((

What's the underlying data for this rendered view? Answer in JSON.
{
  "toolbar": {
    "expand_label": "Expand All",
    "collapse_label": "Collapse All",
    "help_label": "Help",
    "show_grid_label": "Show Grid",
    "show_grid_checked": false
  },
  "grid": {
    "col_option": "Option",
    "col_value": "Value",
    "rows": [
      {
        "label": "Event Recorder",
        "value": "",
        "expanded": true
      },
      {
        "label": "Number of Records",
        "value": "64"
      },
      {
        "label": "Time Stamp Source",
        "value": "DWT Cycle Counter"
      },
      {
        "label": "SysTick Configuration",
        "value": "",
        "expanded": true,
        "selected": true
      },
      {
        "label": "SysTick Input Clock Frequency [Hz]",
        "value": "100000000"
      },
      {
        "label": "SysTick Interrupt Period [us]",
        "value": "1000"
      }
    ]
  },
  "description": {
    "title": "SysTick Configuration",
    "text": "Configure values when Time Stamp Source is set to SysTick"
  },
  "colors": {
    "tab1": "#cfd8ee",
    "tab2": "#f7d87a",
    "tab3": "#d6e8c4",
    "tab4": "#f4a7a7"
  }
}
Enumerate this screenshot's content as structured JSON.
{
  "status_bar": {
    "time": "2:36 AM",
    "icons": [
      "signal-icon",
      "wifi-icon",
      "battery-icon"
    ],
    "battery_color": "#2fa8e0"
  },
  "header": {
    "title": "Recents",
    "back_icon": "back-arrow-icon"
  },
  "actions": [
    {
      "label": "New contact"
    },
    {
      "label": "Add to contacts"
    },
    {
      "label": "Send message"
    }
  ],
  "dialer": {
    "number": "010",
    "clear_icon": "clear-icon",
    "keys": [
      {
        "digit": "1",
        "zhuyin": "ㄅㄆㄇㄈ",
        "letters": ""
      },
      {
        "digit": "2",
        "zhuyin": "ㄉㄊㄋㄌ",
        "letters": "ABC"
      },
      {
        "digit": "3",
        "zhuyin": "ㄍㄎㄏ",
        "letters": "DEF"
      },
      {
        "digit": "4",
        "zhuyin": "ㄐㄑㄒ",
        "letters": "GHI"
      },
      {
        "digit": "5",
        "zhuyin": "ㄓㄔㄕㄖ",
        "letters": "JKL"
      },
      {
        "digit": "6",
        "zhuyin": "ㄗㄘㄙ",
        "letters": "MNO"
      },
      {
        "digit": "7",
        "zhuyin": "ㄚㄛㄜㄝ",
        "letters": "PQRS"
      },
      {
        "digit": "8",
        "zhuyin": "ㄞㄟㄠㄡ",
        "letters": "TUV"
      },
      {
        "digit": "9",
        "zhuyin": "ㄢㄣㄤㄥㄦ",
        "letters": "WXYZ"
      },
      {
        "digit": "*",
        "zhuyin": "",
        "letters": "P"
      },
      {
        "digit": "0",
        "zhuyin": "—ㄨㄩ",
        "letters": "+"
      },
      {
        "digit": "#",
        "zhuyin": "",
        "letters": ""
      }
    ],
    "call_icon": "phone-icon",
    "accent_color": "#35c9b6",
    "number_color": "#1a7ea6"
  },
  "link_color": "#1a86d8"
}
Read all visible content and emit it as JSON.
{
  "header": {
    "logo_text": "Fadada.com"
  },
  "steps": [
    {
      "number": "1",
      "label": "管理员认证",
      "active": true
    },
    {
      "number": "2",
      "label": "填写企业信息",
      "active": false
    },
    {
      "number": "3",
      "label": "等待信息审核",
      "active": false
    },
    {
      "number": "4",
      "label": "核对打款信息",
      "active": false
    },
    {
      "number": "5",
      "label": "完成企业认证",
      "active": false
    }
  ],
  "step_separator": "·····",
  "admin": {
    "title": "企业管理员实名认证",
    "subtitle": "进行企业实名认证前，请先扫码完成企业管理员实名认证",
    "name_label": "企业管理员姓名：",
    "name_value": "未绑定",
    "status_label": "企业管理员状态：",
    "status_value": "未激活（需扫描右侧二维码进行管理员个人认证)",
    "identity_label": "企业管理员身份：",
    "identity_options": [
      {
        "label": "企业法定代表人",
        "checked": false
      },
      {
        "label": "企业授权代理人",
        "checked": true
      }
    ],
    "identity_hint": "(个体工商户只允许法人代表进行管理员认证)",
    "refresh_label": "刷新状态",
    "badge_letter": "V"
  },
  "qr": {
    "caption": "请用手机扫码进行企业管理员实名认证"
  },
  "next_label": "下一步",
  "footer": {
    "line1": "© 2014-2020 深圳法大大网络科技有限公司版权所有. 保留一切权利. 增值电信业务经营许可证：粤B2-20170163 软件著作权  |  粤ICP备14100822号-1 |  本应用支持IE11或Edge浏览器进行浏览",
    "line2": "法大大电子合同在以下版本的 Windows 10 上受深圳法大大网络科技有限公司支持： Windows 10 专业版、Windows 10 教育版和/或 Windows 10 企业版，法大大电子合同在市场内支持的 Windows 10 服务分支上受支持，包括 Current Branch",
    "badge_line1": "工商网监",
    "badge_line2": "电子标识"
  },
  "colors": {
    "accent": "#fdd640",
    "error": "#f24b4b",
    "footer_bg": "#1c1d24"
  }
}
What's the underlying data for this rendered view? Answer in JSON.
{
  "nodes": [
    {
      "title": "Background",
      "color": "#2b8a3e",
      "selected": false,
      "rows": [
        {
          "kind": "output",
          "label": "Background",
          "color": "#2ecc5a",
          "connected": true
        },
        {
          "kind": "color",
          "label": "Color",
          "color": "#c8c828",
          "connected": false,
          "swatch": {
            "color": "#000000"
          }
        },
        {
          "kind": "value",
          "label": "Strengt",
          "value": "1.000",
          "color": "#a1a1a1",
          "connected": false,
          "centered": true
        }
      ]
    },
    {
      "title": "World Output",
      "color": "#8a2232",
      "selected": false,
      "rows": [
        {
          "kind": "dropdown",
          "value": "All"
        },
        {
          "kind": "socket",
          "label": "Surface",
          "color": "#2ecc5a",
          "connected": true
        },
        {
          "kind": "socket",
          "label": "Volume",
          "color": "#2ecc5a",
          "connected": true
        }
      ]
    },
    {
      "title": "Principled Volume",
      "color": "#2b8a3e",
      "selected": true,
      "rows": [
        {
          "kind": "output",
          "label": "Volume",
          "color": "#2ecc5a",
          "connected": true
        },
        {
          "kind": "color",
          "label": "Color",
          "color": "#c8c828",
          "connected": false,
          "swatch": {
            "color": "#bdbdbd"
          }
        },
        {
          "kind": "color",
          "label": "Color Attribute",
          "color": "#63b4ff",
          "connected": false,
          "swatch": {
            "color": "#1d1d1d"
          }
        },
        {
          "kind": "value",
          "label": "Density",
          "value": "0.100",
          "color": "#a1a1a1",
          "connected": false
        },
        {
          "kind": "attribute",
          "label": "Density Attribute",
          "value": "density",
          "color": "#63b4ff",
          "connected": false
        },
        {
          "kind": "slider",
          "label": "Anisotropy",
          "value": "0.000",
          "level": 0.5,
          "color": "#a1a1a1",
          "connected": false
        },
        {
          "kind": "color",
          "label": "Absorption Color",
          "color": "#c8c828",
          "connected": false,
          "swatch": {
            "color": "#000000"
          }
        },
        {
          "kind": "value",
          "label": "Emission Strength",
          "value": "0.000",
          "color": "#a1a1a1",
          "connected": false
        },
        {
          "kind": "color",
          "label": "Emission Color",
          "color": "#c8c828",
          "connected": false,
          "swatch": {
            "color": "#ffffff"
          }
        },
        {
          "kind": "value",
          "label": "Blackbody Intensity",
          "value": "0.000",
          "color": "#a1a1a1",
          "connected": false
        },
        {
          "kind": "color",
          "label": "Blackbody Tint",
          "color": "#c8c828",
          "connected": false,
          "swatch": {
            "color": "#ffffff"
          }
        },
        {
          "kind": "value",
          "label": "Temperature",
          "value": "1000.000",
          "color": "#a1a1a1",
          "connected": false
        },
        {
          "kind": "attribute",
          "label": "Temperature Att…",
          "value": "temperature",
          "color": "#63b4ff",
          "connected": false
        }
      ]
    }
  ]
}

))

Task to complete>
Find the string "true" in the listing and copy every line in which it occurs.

Exercise result>
        "expanded": true
        "expanded": true,
        "selected": true
      "active": true
        "checked": true
          "connected": true
          "centered": true
          "connected": true
          "connected": true
      "selected": true,
          "connected": true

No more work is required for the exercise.